Road Construction in Tanzania Could Increase HIV Transmission, Study Says
September 22, 2006
Although the construction of roads in rural areas of Tanzania has boosted economic opportunity, it also could increase HIV transmission, according to a report by the Tanzania Civil Engineering Contractors Association and the African Medical and Research Foundation, IRIN/PlusNews reports. Tanzania in the 2006-2007 fiscal year plans to build more than 2,000 kilometers of roads. Roads and bridges connect villages -- which often have low HIV prevalence -- to cities -- which often have high HIV prevalence -- the report says. In addition, road construction employs "the youngest and fittest members of any community" and "harbors the very people that the epidemic targets," the report says. According to the report, highly mobile civil engineers and technical staff who live in construction sites, separated from their families and frequently bored and intoxicated, often engage in sex with local women. Because there often are more men than women in a village, women might have sex with multiple men, the report says, adding that condoms frequently are not readily available and when they are, they often have expired or have been stored incorrectly. The report urges the government to consider road construction workers as a vulnerable group to HIV transmission and make HIV prevention, treatment, care and support programs for them a priority (IRIN/PlusNews, 9/20).

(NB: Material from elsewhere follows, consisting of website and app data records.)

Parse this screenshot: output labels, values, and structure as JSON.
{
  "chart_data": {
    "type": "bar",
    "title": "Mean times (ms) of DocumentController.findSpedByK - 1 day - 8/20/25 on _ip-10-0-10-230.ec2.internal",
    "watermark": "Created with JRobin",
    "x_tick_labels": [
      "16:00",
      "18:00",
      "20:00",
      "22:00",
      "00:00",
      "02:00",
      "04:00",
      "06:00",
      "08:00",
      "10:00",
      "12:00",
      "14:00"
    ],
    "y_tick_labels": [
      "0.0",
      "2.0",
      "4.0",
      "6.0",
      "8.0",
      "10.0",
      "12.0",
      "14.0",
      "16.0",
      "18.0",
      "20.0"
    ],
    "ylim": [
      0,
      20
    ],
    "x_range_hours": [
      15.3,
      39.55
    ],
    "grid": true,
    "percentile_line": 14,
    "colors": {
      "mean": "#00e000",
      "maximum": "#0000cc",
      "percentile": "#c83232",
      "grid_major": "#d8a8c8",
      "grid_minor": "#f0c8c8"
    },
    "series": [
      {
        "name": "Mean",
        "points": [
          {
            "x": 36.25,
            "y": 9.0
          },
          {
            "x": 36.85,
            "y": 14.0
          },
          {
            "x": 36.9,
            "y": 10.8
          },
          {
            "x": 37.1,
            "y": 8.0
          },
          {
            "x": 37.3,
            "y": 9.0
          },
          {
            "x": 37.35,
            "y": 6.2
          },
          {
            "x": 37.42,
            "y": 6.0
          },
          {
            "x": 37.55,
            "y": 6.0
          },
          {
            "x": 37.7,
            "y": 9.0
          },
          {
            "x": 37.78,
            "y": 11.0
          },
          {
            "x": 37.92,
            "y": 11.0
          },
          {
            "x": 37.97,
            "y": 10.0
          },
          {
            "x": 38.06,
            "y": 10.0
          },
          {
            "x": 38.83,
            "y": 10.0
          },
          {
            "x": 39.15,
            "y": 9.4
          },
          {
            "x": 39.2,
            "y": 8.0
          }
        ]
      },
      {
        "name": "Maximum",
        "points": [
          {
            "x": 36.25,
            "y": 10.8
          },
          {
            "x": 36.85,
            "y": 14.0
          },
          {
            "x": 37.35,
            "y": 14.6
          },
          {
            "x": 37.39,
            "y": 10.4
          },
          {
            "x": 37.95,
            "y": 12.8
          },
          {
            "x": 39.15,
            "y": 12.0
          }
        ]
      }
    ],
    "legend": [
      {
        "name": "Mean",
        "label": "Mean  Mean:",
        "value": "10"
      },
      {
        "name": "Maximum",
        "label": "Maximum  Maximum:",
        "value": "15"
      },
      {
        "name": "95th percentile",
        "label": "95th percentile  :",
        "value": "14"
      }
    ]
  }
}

The Role of Herpes Simplex Virus Type 2 and Other Genital Infections in the Acquisition of HIV-1 Among High-Risk Women in Northern Tanzania
HIV Prevalence and Sexual Behaviour Changes Measured in an Antenatal Clinic Setting in Northern Tanzania
This article was provided by Henry J. Kaiser Family Foundation. It is a part of the publication Kaiser Daily HIV/AIDS Report. Visit the Kaiser Family Foundation's website to find out more about their activities, publications and services.